discussed the properties and uses of the most
common elastomer types,
the question then becomes: How can these properties
be succinctly specified when an existing compound is
being selected or when a new compound must be
order to provide guidance in the selection of vulcanized rubber
materials, and to provide a method for specifying
these materials by the use of a simple line call-out
specification, the American Society for Testing
and Materials (ASTM) and the Society of Automotive
Engineers (SAE) established ASTM D 2000 / SAE J200.
Though these standards are virtually identical,
J200 finds its widest use within the automotive
industry. D 2000 is the more common tool among
rubber manufacturers. Specifying your elastomer
choice via a standardized line call-out is a good
idea because it allows the flexibility of using
different manufacturers’ compounds while
ensuring that the material quality and performance
2000 is based on the premise that the properties
of all rubber products can be arranged into characteristic
material designations. These designations are determined
by types, based on resistance to heat
aging, and classes, based on resistance to swelling.
Here is the line call-out, or specification, for “N470,” a
70 (Shore A) durometer nitrile:
D 2000-95 M2BG714 B14 EA14 EF11 EF21 EO14 EO34
line call-out contains the following:
document name (ASTM D 2000-95). The two-digit number
following the hyphen indicates the revision year
(in this case, 1995).

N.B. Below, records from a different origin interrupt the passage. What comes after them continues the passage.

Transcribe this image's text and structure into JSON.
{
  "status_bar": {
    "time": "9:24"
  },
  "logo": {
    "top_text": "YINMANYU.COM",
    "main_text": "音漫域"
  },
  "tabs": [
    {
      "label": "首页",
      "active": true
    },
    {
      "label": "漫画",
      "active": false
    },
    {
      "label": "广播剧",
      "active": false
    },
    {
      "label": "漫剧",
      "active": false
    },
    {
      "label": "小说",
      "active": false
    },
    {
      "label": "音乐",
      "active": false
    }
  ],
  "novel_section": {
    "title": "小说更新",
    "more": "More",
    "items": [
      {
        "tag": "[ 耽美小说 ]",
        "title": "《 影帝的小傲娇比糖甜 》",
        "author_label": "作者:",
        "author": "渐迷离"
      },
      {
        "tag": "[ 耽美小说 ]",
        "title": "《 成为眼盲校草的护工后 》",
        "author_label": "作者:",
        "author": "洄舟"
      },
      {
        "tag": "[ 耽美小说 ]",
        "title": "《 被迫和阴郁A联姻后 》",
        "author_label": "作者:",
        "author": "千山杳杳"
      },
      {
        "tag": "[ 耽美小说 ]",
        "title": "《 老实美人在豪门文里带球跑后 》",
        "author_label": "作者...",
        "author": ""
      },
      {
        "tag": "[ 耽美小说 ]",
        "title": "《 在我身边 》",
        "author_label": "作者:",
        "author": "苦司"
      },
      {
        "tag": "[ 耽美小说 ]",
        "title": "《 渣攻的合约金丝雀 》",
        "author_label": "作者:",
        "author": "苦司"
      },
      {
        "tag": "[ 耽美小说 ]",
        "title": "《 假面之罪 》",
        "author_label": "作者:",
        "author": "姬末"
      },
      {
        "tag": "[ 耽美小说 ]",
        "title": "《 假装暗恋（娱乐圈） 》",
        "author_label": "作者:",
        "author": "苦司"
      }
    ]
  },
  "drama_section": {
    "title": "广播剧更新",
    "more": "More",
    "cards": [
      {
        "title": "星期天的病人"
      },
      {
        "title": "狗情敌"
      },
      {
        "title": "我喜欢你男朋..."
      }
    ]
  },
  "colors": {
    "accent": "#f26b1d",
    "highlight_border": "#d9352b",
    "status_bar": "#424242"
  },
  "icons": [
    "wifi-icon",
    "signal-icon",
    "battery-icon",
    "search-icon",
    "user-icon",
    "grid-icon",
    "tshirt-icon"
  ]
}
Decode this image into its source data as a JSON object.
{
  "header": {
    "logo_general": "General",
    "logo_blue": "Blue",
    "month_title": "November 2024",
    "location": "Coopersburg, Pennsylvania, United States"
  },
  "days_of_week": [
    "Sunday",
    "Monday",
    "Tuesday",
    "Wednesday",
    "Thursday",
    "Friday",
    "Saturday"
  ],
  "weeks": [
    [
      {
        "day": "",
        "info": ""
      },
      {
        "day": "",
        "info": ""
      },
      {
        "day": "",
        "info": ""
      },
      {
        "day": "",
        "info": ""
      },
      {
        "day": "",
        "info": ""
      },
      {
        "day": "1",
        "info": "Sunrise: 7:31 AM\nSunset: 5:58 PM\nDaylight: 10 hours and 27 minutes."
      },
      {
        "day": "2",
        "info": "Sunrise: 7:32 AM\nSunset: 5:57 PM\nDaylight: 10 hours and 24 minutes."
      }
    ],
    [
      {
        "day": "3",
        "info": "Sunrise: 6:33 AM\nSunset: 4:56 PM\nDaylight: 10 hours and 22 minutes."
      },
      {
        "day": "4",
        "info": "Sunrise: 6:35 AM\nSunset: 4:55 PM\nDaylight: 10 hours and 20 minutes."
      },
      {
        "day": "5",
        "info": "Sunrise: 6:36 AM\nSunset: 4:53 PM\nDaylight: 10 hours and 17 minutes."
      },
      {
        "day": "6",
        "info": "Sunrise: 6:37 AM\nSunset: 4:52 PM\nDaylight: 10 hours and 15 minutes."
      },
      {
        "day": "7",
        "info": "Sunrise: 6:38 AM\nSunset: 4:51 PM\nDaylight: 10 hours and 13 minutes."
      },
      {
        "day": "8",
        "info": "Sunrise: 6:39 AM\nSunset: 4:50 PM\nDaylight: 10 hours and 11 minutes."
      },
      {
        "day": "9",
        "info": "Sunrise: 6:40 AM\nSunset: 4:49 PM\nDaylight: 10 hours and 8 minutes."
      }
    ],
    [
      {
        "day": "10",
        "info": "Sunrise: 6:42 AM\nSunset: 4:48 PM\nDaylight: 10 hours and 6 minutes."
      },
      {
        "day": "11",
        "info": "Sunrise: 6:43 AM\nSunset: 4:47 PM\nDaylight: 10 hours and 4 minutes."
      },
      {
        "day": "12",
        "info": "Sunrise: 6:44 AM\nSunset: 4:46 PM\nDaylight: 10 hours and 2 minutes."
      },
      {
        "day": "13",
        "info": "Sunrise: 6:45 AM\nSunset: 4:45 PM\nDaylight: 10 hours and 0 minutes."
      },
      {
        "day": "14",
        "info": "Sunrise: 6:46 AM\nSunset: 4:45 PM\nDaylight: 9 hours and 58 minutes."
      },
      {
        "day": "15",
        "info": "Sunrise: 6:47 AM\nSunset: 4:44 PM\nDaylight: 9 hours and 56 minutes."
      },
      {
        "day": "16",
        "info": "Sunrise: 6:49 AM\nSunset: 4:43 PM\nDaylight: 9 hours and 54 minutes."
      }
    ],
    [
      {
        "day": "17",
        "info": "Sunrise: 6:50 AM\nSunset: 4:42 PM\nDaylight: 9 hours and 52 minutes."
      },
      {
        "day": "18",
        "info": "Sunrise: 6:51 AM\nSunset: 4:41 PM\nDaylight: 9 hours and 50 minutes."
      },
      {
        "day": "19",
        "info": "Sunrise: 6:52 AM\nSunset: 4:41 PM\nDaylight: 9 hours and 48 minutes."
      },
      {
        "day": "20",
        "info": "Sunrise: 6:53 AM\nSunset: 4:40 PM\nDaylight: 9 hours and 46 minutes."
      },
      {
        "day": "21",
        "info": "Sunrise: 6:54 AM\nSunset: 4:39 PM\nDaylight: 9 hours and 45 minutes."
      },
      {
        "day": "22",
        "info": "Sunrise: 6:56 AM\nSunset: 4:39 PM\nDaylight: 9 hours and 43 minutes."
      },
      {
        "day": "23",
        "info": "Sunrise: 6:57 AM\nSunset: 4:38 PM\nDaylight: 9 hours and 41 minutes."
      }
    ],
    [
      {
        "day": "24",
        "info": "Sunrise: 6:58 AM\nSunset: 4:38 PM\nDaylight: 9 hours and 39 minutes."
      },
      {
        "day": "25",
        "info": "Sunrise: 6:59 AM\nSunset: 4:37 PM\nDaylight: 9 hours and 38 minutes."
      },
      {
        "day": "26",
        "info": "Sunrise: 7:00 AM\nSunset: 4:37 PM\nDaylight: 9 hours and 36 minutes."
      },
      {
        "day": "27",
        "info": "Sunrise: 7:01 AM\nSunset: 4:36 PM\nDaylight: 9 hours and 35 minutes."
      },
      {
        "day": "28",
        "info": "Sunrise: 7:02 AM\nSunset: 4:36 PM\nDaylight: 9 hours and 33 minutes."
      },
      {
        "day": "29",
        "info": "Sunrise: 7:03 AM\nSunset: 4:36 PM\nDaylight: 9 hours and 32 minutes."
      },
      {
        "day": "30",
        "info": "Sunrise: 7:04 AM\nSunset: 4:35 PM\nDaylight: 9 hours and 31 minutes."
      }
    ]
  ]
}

letter “M” may or may not be present.
Since it is present in our example, the units of
measure in the line call-out (and in any other
documentation, such as a test report) are understood
to be stated in SI (metric)
units. For example, tensile
strength is in megapascals (MPa). If the “M” was
not present, English units would be in use. For
example, tensile strength would be in pounds per
square inch (psi).
Grade Number defines specific added test requirements
which are desirable in cases where the basic requirements
do not always sufficiently ensure an acceptable
material. Grade 1 indicates that only the basic
requirements are compulsory; no suffix requirements
are permitted. All other grades and test requirements
are listed in Table 6 of the D 2000 document. In
our example, the material is Grade 2.
Type is based on changes in tensile strength of
not more than 30%, elongation of
not more than -50%, and hardness of
not more than ±15 points after heat aging
for 70 hours at a given temperature. The temperatures
at which these materials shall be tested for determining
type are listed in Table 18.
In our example, the material is Type B, which corresponds
to a 100° C test temperature.
Class is based on the material’s resistance
to swelling in Industry Reference Material (IRM)
903 Oil (now used in lieu of ASTM Oil # 3, which
was discontinued due to requirements by the Occupational
Safety and Health Administration). Testing involves immersion for
70 hours at the temperature previously determined
from Table 18 (100° C),
after which swell is calculated. Limits of swelling
for each class are shown in Table 19.
In our example, the material is Class G, indicating
a maximum swell of 40%. Be aware that ASTM Oil
# 3 and IRM 903 Oil are similar but not identical,
so complete equivalency among results is not possible.
For information on converting ASTM oil swell values
to IRM values, please refer to ASTM Emergency Standard
ES 27-94. Table 20 below
lists the D 2000 material designations (type and
class) and the elastomers most often used for each.
next three digits (in this case, “714”)
specify the hardness and tensile strength. The
first digit indicates Shore
A durometer. For example, 7 for 70 ±5.
The next two numbers indicate the minimum tensile
strength, i.e. 14 for 14 MPa. Remember, this will
be in SI units if the letter “M” is
in the call-out, and English units if not. To convert
to psi, simply multiply the MPa number by 145.
In this case, 14 MPa would convert to 2,030 psi
X 145 = psi
psi / 145 = MPa
letters and suffix numbers follow the hardness
and tensile strength specifications to provide
for additional testing requirements. The meaning
of each suffix letter is shown in Table
21. For example, the “B” of “B14” specifies
set test. Suffix letters are typically followed
by two suffix numbers. The first number always
indicates the test method, and the second indicates
the test temperature. The suffix numbers are covered
by Tables 4 and 5 of the D 2000 document. For example,
the “1” specifies a 22-hour compression
set test as detailed in D 395 (Method B) for solid
test specimens, and the “4” specifies
testing at 100° C. Keep in mind that in some
cases, the second suffix number may be two digits,
which means you might see something like “F110.” F110
would indicate a 3-minute low temperature resistance
test as detailed in ASTM D 2137 (Method A) and
conducted at a temperature of -65° C.
all there is to understanding the D 2000 / J200
call-out system. It is one of the most versatile
specifications in the rubber industry. In addition
to helping you specify compounds, familiarity with
the system will also help you make sense of material
test reports. Let’s take a closer look at
a sample report next.